-------- THE DATA --------

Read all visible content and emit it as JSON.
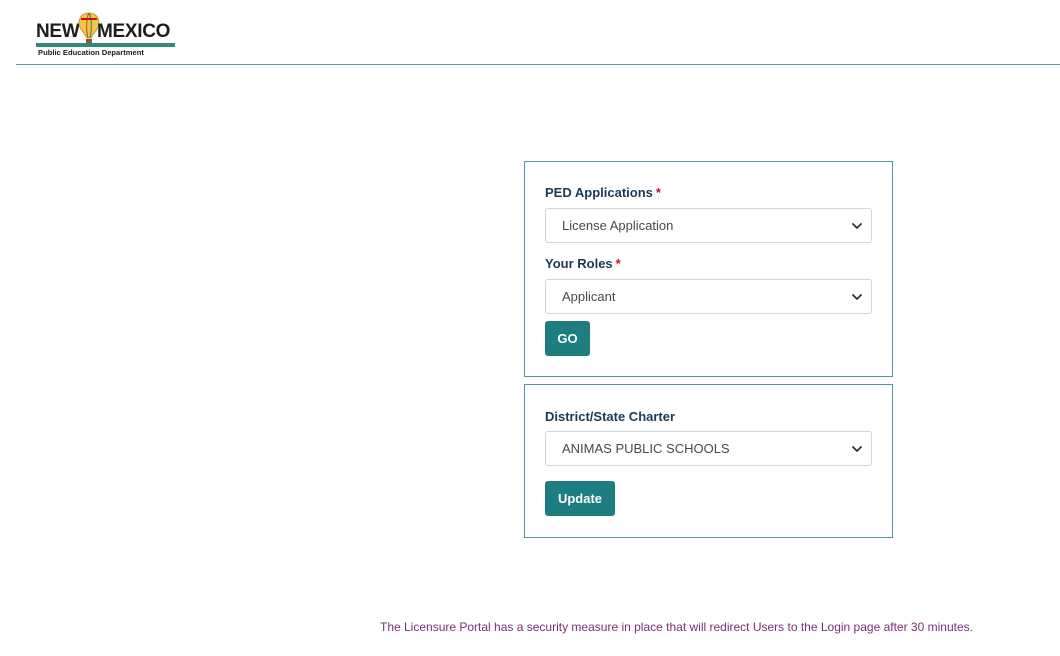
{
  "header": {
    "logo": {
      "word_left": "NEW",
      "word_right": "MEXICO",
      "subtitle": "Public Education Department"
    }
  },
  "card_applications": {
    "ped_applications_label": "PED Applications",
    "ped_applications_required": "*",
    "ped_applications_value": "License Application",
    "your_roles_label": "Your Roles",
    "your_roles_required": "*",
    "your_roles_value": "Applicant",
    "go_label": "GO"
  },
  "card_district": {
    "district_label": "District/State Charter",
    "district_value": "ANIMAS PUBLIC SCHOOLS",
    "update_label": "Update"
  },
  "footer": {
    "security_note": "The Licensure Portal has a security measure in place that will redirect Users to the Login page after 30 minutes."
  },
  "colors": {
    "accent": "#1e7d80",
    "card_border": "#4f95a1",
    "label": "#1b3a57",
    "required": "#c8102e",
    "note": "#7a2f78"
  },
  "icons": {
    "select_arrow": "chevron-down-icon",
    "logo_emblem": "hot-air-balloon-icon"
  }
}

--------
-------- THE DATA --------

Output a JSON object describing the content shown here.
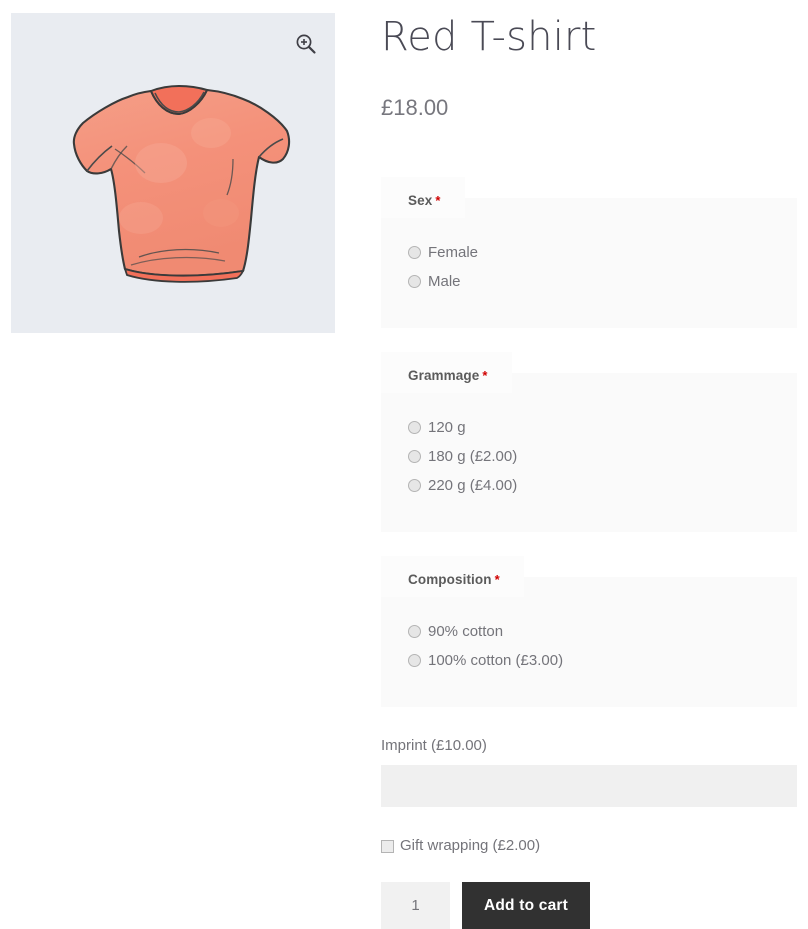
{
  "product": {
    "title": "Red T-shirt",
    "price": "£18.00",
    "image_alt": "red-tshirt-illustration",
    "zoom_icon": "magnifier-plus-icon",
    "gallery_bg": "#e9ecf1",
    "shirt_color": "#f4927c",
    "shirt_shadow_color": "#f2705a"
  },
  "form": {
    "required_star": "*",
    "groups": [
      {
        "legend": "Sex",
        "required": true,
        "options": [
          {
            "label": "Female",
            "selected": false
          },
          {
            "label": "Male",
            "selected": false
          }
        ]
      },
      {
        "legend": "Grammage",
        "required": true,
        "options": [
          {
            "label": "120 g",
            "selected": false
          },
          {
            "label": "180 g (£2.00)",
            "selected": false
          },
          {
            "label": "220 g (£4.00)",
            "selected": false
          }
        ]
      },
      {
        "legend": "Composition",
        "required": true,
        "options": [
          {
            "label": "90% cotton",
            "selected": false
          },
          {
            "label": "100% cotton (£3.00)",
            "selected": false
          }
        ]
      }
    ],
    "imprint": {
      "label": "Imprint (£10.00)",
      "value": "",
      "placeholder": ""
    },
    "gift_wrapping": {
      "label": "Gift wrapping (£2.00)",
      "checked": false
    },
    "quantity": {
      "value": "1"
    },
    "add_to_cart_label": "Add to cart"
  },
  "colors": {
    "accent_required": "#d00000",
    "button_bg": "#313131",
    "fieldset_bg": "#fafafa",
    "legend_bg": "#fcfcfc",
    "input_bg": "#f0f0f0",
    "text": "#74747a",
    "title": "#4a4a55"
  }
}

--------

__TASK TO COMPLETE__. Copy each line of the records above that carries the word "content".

__RESULT BELOW__.
Read all visible content and emit it as JSON.
Output a JSON object describing the content shown here.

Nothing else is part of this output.